CtW were contacted by the research leads of new a report on ‘Stigma and Social Housing in England’, published in July, with consultation period on the report now open for your views. The links below lead you further to two articles which featured their findings from Inside Housing.
Toynbee Hall and Thrive LDN have released the full report from their Participatory Action Research project, Pandemic Stories. The report tells the stories of Londoners who are disproportionately impacted because of lower quality of life and opportunity available to people living on a low income or in rented accommodation, living with disability, or experiencing systemic racism, and expands on the headline findings released in March with more in-depth findings and recommendations.
Can you provide undergraduate students with employment experience?
The BSc Social Policy programme at the University of Salford is looking for volunteer placements for their 3rd year students to give them real world work experience in the subject they are studying. Students are required to undertake at least 100 hours work, which can be spread between June and the following May of any year, depending on the employer’s needs. Students can help with research, projects, or roles suitable for volunteers in your organisation. They will need supervision, training, and an evaluation at the end of their time with you. The placement is designed to embody all of the key characteristics of the programme. The fieldwork allows students move from the local to the national, the conceptual to the lived, and back again by examining policy in practice. The students are supported with supervision from team members at the university to provide the written work required for credit.
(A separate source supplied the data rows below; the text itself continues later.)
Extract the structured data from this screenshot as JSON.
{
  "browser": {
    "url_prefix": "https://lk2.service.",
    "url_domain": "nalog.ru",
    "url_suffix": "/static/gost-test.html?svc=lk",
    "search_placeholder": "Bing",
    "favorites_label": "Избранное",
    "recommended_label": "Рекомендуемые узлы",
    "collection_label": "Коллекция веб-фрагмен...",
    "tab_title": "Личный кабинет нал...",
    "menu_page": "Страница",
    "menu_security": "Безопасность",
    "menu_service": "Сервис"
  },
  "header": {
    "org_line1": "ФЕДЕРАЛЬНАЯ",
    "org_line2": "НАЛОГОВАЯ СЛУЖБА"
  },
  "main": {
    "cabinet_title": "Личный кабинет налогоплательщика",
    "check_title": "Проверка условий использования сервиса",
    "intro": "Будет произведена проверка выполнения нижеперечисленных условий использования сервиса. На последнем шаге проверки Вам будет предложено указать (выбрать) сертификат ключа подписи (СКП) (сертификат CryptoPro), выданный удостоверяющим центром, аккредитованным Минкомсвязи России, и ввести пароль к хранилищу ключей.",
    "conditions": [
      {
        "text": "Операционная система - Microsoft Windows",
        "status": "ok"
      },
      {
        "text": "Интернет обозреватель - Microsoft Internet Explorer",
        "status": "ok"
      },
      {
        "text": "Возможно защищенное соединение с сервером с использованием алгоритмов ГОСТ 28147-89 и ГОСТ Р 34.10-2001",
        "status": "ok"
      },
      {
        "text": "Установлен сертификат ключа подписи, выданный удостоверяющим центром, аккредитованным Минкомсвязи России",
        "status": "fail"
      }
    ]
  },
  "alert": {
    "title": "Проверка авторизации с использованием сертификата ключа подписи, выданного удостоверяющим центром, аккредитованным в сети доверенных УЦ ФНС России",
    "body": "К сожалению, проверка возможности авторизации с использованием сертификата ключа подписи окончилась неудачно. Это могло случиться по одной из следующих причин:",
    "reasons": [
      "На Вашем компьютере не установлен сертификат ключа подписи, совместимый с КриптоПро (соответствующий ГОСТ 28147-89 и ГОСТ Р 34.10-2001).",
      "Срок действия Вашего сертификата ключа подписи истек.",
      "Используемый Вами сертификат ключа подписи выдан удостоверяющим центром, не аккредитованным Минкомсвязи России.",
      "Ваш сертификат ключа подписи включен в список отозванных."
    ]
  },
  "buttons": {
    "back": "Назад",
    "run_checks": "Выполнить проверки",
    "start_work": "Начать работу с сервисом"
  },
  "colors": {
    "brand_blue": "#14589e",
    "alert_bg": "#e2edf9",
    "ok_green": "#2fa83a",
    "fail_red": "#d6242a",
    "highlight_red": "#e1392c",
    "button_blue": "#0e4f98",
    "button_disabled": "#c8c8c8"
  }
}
If you are interested in providing placement for our students, please contact Joy Probyn firstname.lastname@example.org or Karen Kinghorn email@example.com